First look: Android on Chrome OS is a poor fit

Even for a beta, the merger of Google's two operating systems is a disappointment that begs the question: Why bother?

1 2 Page 2
Page 2 of 2

I get that Android-capable Chromebooks are still cheaper than the other devices. A laptop will cost you $600 to $3,000, a tabtop $500 to $2,000, and a decent tablet $400 to $1,200. An Android-compatible Chromebook can be had for $300 or less. But Chromebooks aren't that much cheaper than the base models of other devices, and most Chromebooks are cheaply built and harder to use -- that has to matter more than pure dollars, at least to a business.

Beyond the low cost, the other original attraction of Chromebooks is that they were web-only, so IT didn't have to worry about data leakage or device security. Everything was in the cloud, so a lost device simply needed to be deactivated, a stolen device had no data that might be sensitive, and a device could easily be moved from one worker to another in shift work, whether students in a class or retail associates at a store.

But Chromebooks that support Android apps have local storage, and they deal with apps that may or may not be managed -- exactly like smartphones, tablets, and computers. Yet they lack key security capabilities like encryption available in other computing devices. And they start getting complex enough to need on-site user support.

Once a Chromebook is converted into a keyboard-equipped tablet, why not get a tablet, tabtop, or laptop to begin with? That's the existential "why bother?" question that Android-capable Chrome OS raises.

Perhaps it makes sense for Google to rework Android into the rumored Andromeda operating system, which purportedly will draw some aspects of Chrome OS into it. Even if true, that's about next-gen Android, not the original Chrome OS promise.

Maybe Google's original web-only vision isn't tenable, and Google is now realizing that and planning a new course with the Andromeda project. Fine, but again the question remains: Why not focus on improving Android for tablets, tabtops, or laptops instead of fooling around with Android on Chrome OS?

We are talking about Google here, a company that fools around with a lot of things and sometimes lets staff stick with them in denial mode even after its executives have moved on to other fascinations. That may be what's happening with Chrome OS.

Whatever the situation at Google, it doesn't change the fact that Android on Chrome OS is an inferior combination to a pure Android device, and even more so to iOS, MacOS, and Windows devices. Maybe Android on Chrome can provide cheap computing training wheels for your kids, but otherwise, I don't get it.

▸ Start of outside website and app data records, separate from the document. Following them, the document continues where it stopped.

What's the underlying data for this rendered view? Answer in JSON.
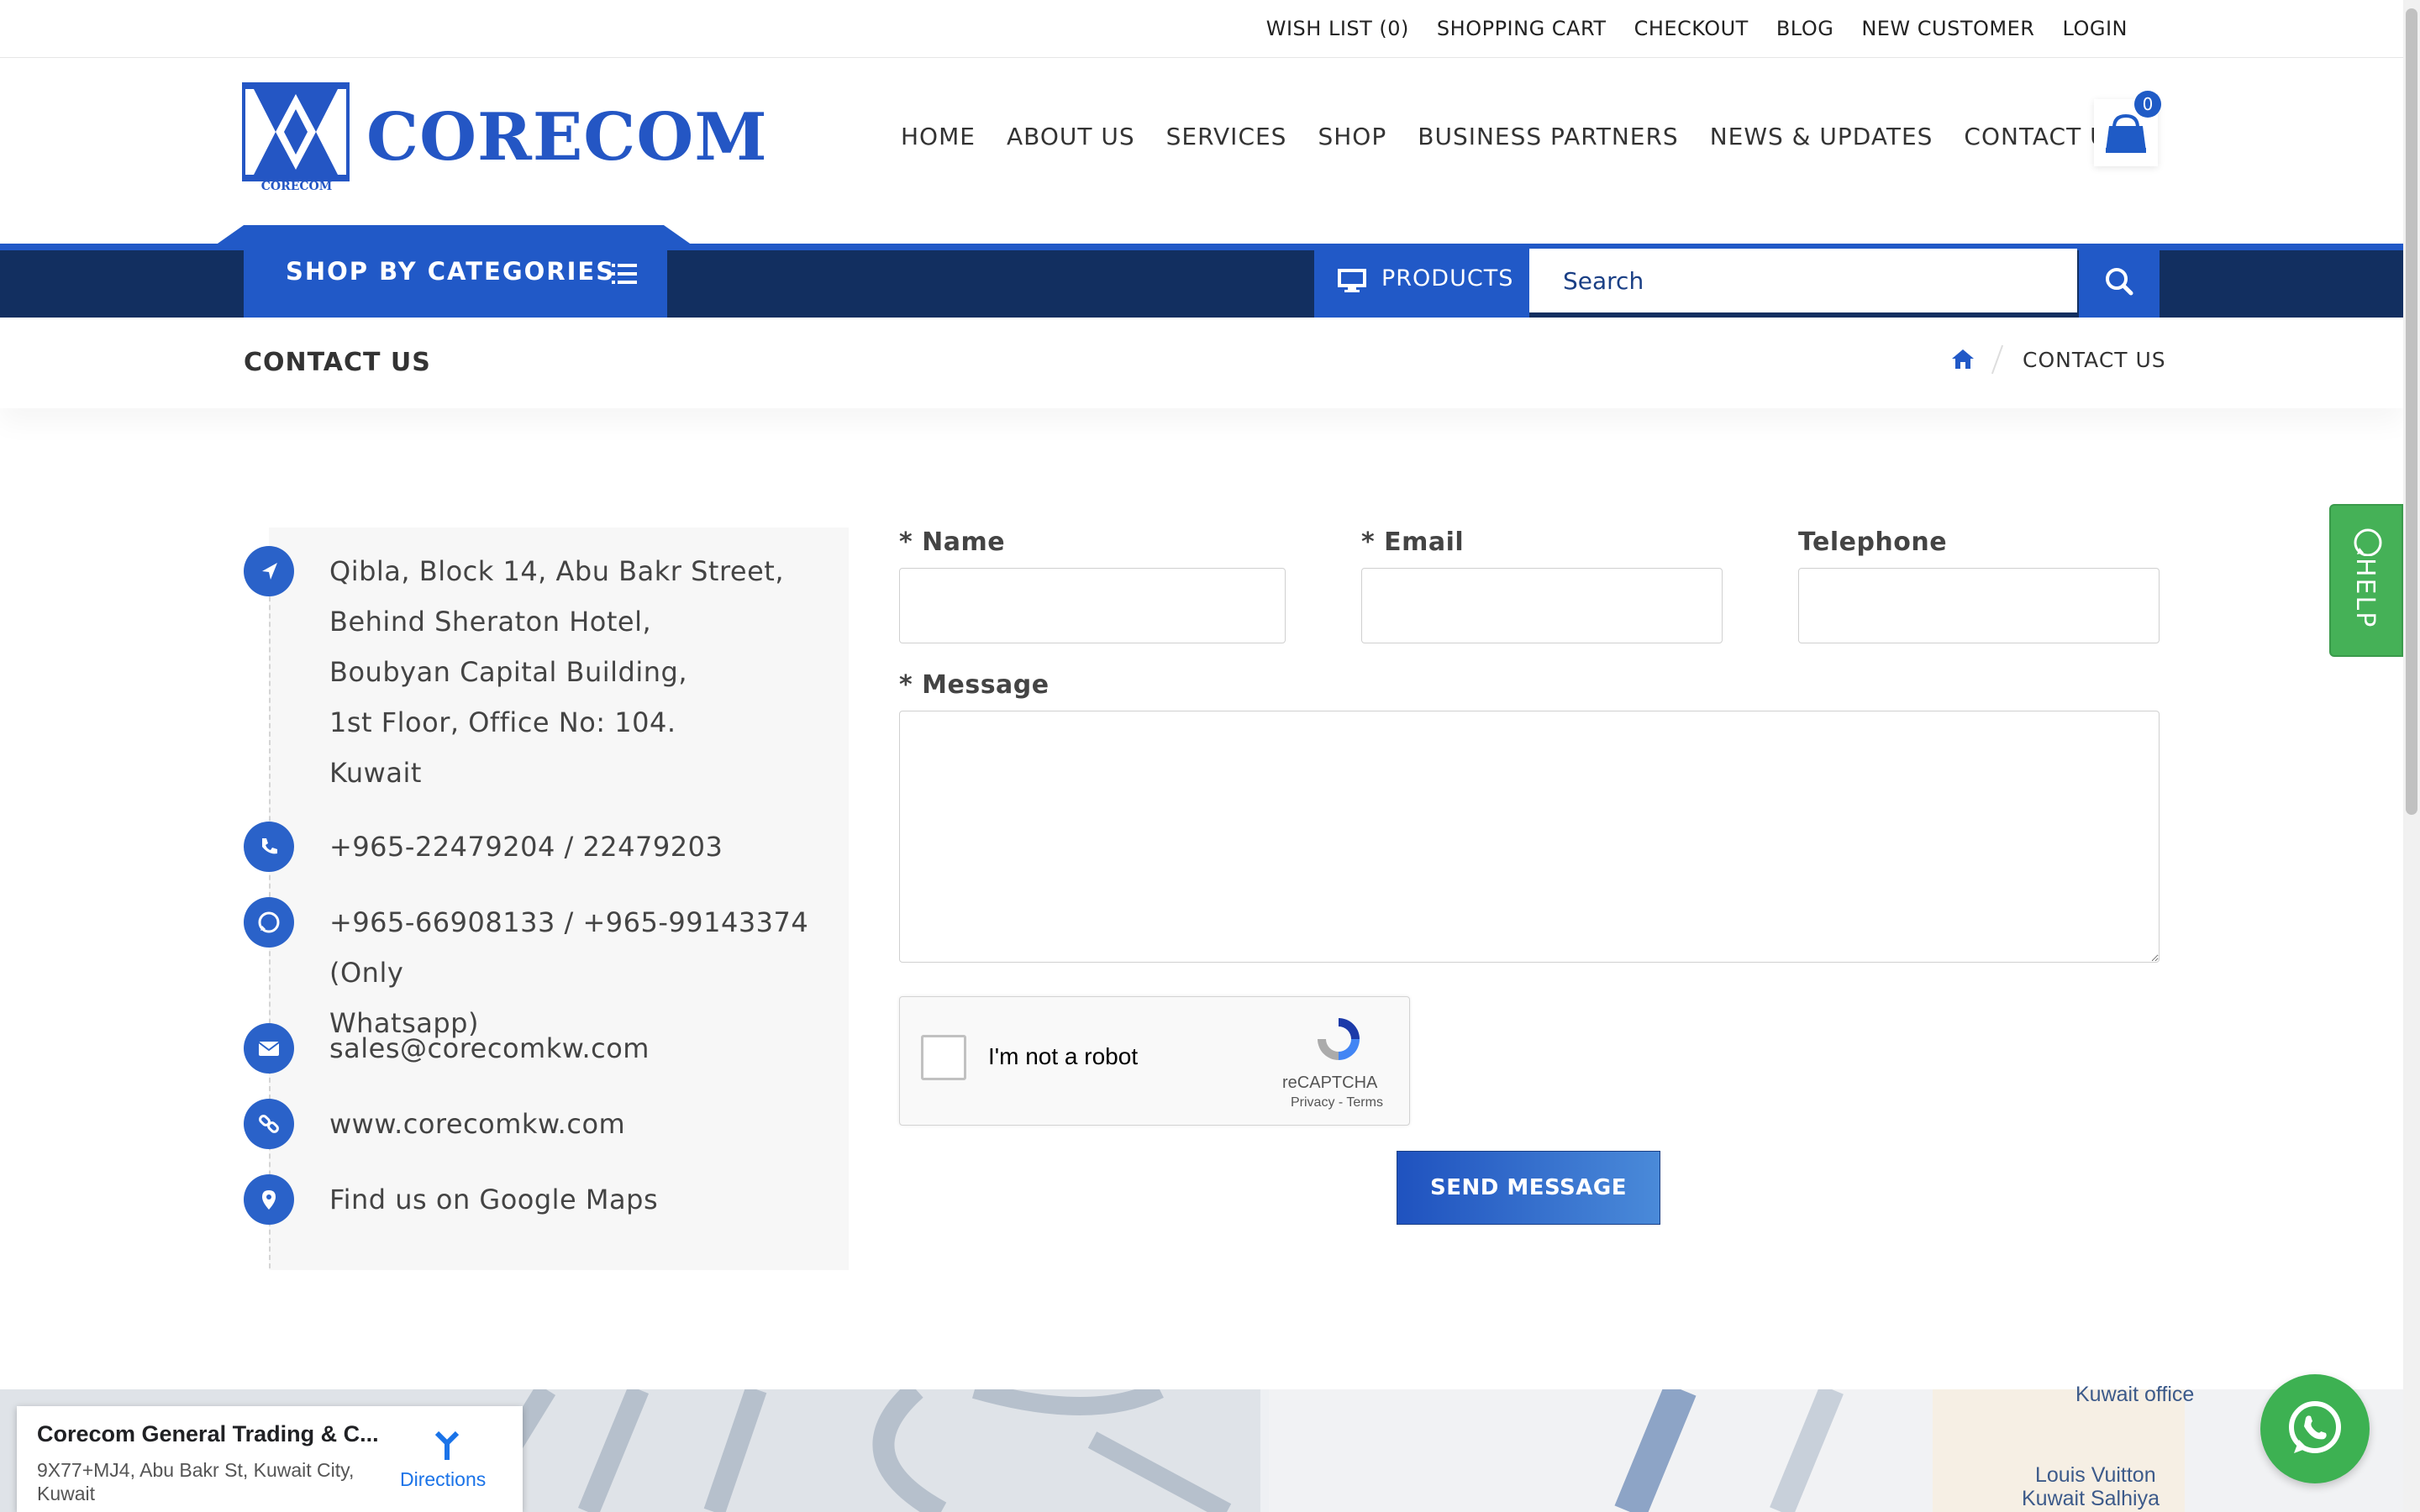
{
  "topbar": {
    "links": [
      "WISH LIST (0)",
      "SHOPPING CART",
      "CHECKOUT",
      "BLOG",
      "NEW CUSTOMER",
      "LOGIN"
    ]
  },
  "brand": {
    "name": "CORECOM",
    "sub": "CORECOM",
    "color": "#2456c4"
  },
  "nav": [
    "HOME",
    "ABOUT US",
    "SERVICES",
    "SHOP",
    "BUSINESS PARTNERS",
    "NEWS & UPDATES",
    "CONTACT US"
  ],
  "cart": {
    "count": "0",
    "icon": "shopping-bag-icon"
  },
  "category_bar": {
    "shop_by_categories": "SHOP BY CATEGORIES",
    "products": "PRODUCTS",
    "search_placeholder": "Search",
    "accent": "#2159c7",
    "dark": "#122f60"
  },
  "page": {
    "title": "CONTACT US",
    "breadcrumb_current": "CONTACT US"
  },
  "contact": {
    "address_lines": [
      "Qibla, Block 14, Abu Bakr Street,",
      "Behind Sheraton Hotel,",
      "Boubyan Capital Building,",
      "1st Floor, Office No: 104.",
      "Kuwait"
    ],
    "phone": "+965-22479204 / 22479203",
    "whatsapp_line1": "+965-66908133 / +965-99143374 (Only",
    "whatsapp_line2": "Whatsapp)",
    "email": "sales@corecomkw.com",
    "website": "www.corecomkw.com",
    "maps": "Find us on Google Maps"
  },
  "form": {
    "name_label": "* Name",
    "email_label": "* Email",
    "telephone_label": "Telephone",
    "message_label": "* Message",
    "name_value": "",
    "email_value": "",
    "telephone_value": "",
    "message_value": "",
    "recaptcha_label": "I'm not a robot",
    "recaptcha_brand": "reCAPTCHA",
    "recaptcha_terms": "Privacy - Terms",
    "submit": "SEND MESSAGE"
  },
  "map": {
    "place_title": "Corecom General Trading & C...",
    "place_address": "9X77+MJ4, Abu Bakr St, Kuwait City, Kuwait",
    "directions": "Directions",
    "labels": [
      "Kuwait office",
      "Louis Vuitton",
      "Kuwait Salhiya"
    ]
  },
  "floating": {
    "help": "HELP"
  }
}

Related articles

This story, "First look: Android on Chrome OS is a poor fit" was originally published by InfoWorld.

Copyright © 2016 IDG Communications, Inc.

1 2 Page 2
Page 2 of 2
Download: EMM vendor comparison chart 2019
  
Shop Tech Products at Amazon